Dallas Lawyer for Divorce While Pregnant
Getting divorced while one of you is expecting can be incredibly difficult. Divorces are already hard, and divorces involving shared children can lead to additional issues to resolve with respect to child custody and child support. If the divorce case starts while you are pregnant, it is possible that the baby could be due before the divorce finishes, or you could become pregnant after the case is already underway, causing different issues in each case.
If you are getting divorced and one of you is pregnant, talk to a lawyer right away. The Queenan Law Firm’s Dallas lawyer for divorce while pregnant can help with your divorce case and help negotiate or fight for child custody rights and other rights and protections in your case. For a free case consultation with our lawyers, call us today at (817) 476-1797.
Getting Divorced While Pregnant in Dallas
First, many expecting parents might question whether they can even get divorced while a baby is on the way. Simply put, pregnancy does not stop you from filing for divorce, but most courts will wait to finalize a divorce until the baby is born. In order to make a final divorce decree, the court needs to list the baby’s parents in the custody decision, but the judge cannot make paternity determinations until the baby is born. That makes it legally impossible to proceed until the baby arrives, but you can file the case while pregnant without issue.
Texas law usually requires a 60-day waiting period, even if the couple is completely in agreement about every aspect of their divorce. With the average human gestation period at around 9 months, that 60-day or 2-month waiting period could be finished before the baby arrives. In the meantime, the couple can begin divorce negotiations and request temporary orders for other child custody issues, spousal support, and more.
Child Custody in Divorces During Pregnancy in Dallas
One of the major issues in a divorce is the question of child custody. Many couples seeking divorce have children. It is far more rare for children to be on the way while the divorce is happening, but many of the rules and expectations are the same whether the baby has been born yet or is still on the way.
Types of Custody in Texas
Texas law calls custody a “conservatorship,” with sole custody being known as a “sole managing conservatorship” and joint/shared custody being known as a “joint managing conservatorship.” These custody rights dictate which parent gets the legal right to make decisions in the child’s life, such as where they will go to school, what church they will be baptized in, and more.
Parents could also get a “possessory conservatorship,” which other states call “physical custody.” If you have possession of your child, it means that the child can live with you in your house, which gives you more control over day-to-day parenting. This can also be shared in Texas, but many parents instead receive visitation rights. Visitation allows them to see their children and spend time with them, but they do not get to have them live in their house.

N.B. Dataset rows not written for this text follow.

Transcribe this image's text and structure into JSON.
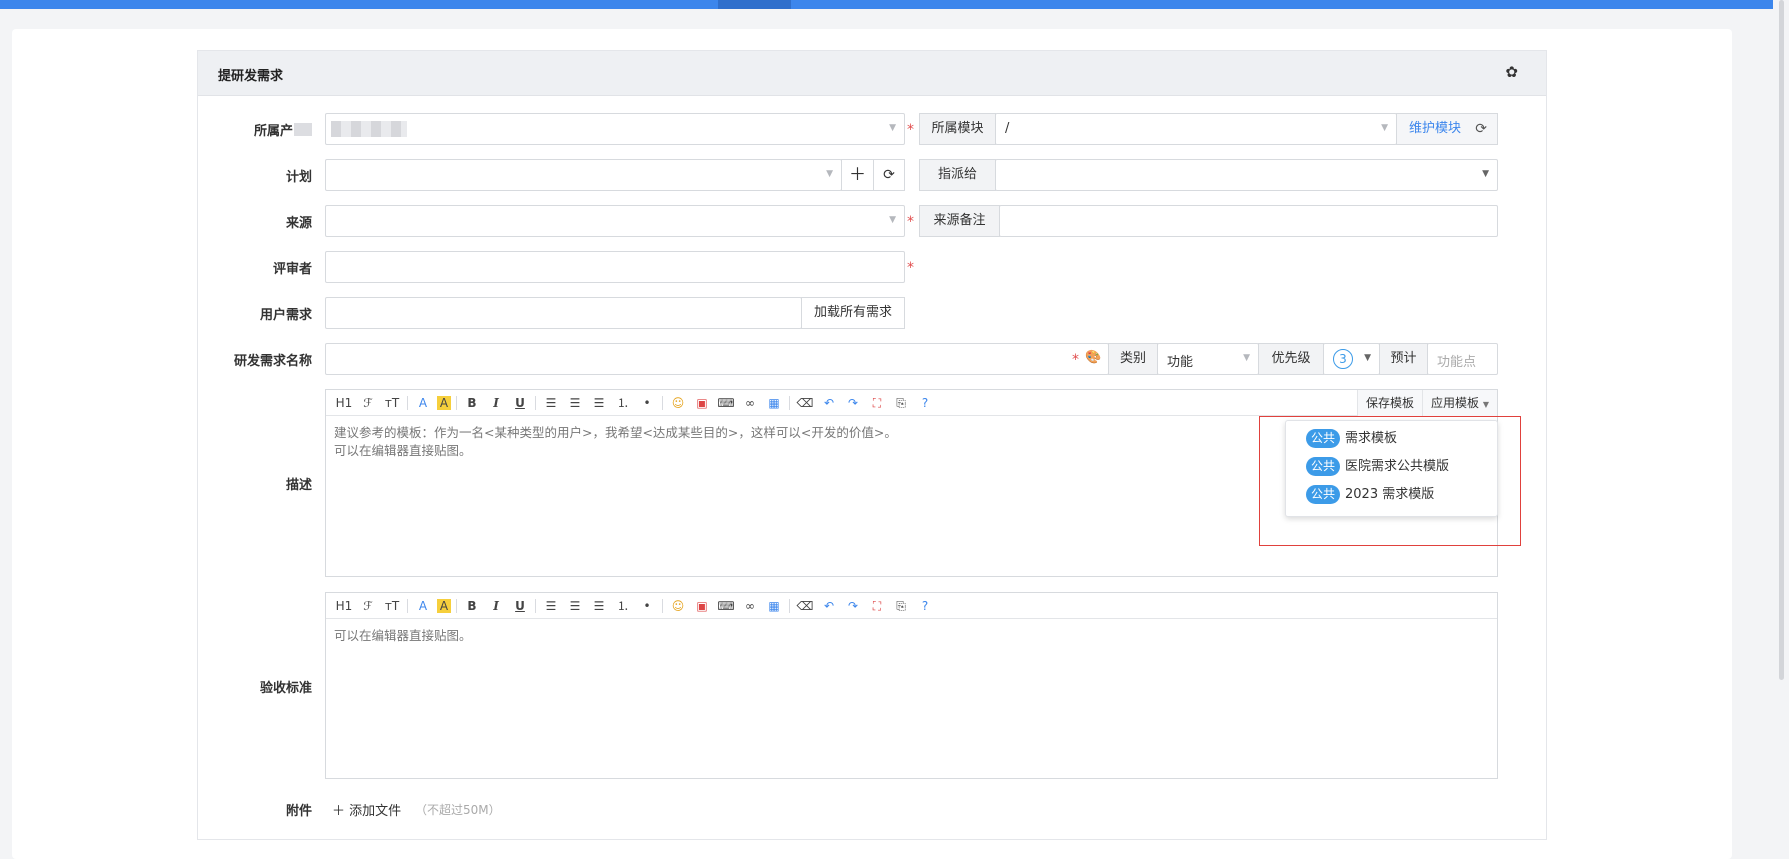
{
  "form": {
    "title": "提研发需求",
    "product_label": "所属产",
    "module_label": "所属模块",
    "module_value": "/",
    "maintain_module": "维护模块",
    "plan_label": "计划",
    "assign_label": "指派给",
    "source_label": "来源",
    "source_note_label": "来源备注",
    "reviewer_label": "评审者",
    "user_req_label": "用户需求",
    "load_all_req": "加载所有需求",
    "name_label": "研发需求名称",
    "category_label": "类别",
    "category_value": "功能",
    "priority_label": "优先级",
    "priority_value": "3",
    "estimate_label": "预计",
    "estimate_placeholder": "功能点",
    "desc_label": "描述",
    "desc_text_1": "建议参考的模板：作为一名<某种类型的用户>，我希望<达成某些目的>，这样可以<开发的价值>。",
    "desc_text_2": "可以在编辑器直接贴图。",
    "save_template": "保存模板",
    "apply_template": "应用模板",
    "accept_label": "验收标准",
    "accept_text": "可以在编辑器直接贴图。",
    "attach_label": "附件",
    "add_file": "添加文件",
    "add_file_hint": "（不超过50M）"
  },
  "template_menu": [
    {
      "badge": "公共",
      "name": "需求模板"
    },
    {
      "badge": "公共",
      "name": "医院需求公共模版"
    },
    {
      "badge": "公共",
      "name": "2023 需求模版"
    }
  ],
  "toolbar": {
    "h1": "H1",
    "font": "ℱ",
    "size": "тT",
    "color": "A",
    "bg": "A",
    "bold": "B",
    "italic": "I",
    "underline": "U"
  },
  "icons": {
    "gear": "gear-icon",
    "plus": "plus-icon",
    "refresh": "refresh-icon",
    "palette": "palette-icon"
  },
  "colors": {
    "accent": "#3c86ec",
    "badge": "#3c9be8",
    "required": "#e14d4d",
    "highlight_box": "#e0413d"
  }
}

You can have any mix of conservatorships, sometimes meaning that a parent will be denied the legal custody rights to make decisions but will still be allowed visitation. Typically, custody is shared unless there is a good reason one parent should not be around kids. Our Dallas family lawyers can help you understand the types of child custody and their regulations.
Custody Rights for Expecting Parents
If the baby is not born yet, there isn’t much to decide in the moment regarding custody rights: only the mother will be physically able to have possession of the child until it is born. Since the court will not finalize the divorce, they do not need to enter a final order for child custody, either. However, couples often live separately while the divorce is pending, so many custody issues will need to be resolved for other shared children, at least with temporary orders.
As soon as the baby is born, there will be many decisions to be made regarding naming, circumcision, vaccination, baptism, and more. Who gets the right to participate in these decisions comes down to who has custody (managing conservatorship), so it will be important to settle many of these issues before the baby comes. The baby will also have to go home with someone – usually the mother – but again, these issues will need to be resolved by an agreement between the parties or by the court.
Paternity and Parentage Issues During Dallas Divorce Cases
In some cases, couples get divorced after learning they are pregnant because they realize sharing a child is not right for them. In other cases, questions about paternity are a central reason for the divorce. In any case, the court needs to determine paternity or parentage in order to make custody decisions and finalize the divorce.
Texas law assumes that the pregnant mother’s spouse is the child’s parent if the child is born before the divorce or within 300 days after the divorce. Other rules can also establish paternity or parentage, but they do not usually apply to the divorce context. These rules should also apply to same-sex couples even if biological parentage cannot be established.
If another man is the father, there are ways for a spouse to file for denial of paternity. This often requires work for both spouses and the biological father in order to set the record straight. If the spouse is not the father, then the court does not need to make custody decisions for the newborn as part of this divorce case and the divorce can be granted – but paternity cannot be established until the baby is born, so the divorce still needs to wait.
Call Our Dallas Divorce Lawyers for Help with Divorcing During Pregnancy
The Queenan Law Firm’s Dallas divorce lawyers for divorce while pregnant represents either parent in divorce cases where one of the spouses is pregnant. These cases are often complex and cannot be finalized until the baby is delivered. Call our law offices today to set up a free legal consultation with our Dallas and Arlington family law attorney on your case. Our number is (817) 476-1797.